→ **Work to complete**
Return each line of the records below in which the string "JSON" turns up.

→ **Supplied data**
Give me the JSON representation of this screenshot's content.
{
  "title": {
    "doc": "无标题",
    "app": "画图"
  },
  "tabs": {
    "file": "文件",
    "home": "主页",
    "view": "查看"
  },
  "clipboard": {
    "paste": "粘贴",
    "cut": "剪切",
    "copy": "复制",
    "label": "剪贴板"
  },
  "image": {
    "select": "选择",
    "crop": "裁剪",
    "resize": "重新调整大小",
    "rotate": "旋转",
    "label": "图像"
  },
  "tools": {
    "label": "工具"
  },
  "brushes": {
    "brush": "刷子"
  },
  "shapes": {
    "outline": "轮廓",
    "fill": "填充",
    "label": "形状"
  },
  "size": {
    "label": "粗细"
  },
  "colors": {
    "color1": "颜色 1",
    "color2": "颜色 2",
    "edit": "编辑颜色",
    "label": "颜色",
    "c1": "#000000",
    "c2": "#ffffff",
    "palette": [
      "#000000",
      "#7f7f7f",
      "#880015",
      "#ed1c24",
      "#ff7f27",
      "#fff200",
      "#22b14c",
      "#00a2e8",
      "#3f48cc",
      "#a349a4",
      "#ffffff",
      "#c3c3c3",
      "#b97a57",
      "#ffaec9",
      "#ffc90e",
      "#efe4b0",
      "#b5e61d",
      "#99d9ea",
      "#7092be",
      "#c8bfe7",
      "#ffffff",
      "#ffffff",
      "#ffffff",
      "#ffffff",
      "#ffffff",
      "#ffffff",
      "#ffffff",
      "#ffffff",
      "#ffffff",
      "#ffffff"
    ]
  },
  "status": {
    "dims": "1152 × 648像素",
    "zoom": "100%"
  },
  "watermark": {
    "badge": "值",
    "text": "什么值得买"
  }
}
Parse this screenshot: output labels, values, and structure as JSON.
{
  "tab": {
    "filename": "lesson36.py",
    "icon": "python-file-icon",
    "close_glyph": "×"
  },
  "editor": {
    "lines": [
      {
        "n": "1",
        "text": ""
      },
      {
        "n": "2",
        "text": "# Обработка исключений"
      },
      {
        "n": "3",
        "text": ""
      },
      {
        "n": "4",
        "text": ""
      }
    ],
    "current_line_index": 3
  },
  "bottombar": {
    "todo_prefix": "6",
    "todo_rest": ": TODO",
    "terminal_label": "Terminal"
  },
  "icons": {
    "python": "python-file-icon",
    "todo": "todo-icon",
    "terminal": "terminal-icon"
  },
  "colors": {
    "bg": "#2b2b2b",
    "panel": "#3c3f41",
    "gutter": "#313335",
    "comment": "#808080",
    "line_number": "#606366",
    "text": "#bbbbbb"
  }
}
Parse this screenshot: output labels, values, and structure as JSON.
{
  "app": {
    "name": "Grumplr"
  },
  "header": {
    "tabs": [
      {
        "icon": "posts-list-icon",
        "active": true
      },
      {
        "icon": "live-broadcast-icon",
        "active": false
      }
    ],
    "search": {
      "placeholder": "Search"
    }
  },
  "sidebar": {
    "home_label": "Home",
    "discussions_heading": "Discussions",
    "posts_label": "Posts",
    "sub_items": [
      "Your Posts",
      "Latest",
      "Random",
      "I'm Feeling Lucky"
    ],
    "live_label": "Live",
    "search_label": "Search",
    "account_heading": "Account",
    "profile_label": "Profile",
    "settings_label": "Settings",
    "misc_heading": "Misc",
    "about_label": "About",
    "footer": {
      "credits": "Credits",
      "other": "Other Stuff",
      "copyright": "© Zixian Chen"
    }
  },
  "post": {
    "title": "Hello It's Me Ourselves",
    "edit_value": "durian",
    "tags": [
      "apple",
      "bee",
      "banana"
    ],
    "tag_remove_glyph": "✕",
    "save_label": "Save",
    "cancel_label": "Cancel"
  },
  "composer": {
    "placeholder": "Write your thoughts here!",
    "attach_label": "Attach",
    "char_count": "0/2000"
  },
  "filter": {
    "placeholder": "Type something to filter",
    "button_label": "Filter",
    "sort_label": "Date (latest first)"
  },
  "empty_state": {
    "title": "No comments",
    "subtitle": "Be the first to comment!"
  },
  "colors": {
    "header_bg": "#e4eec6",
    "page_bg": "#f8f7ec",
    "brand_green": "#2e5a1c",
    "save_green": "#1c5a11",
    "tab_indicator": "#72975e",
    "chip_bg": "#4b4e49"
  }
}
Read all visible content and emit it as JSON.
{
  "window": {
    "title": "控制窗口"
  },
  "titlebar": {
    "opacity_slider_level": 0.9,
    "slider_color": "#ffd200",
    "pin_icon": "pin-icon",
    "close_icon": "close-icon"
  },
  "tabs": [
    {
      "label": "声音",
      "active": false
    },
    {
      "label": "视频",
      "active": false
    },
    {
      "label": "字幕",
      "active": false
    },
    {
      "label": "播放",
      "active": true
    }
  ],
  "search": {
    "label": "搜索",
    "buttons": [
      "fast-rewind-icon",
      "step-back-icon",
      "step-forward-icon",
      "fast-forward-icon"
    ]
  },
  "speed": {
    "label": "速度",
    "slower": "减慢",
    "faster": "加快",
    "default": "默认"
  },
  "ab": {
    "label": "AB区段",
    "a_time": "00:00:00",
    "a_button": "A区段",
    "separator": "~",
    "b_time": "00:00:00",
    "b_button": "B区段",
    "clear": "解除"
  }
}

→ **Written reply**
Give me the JSON representation of this screenshot's content.
Parse this screenshot: output labels, values, and structure as JSON.
Parse this screenshot: output labels, values, and structure as JSON.
Read all visible content and emit it as JSON.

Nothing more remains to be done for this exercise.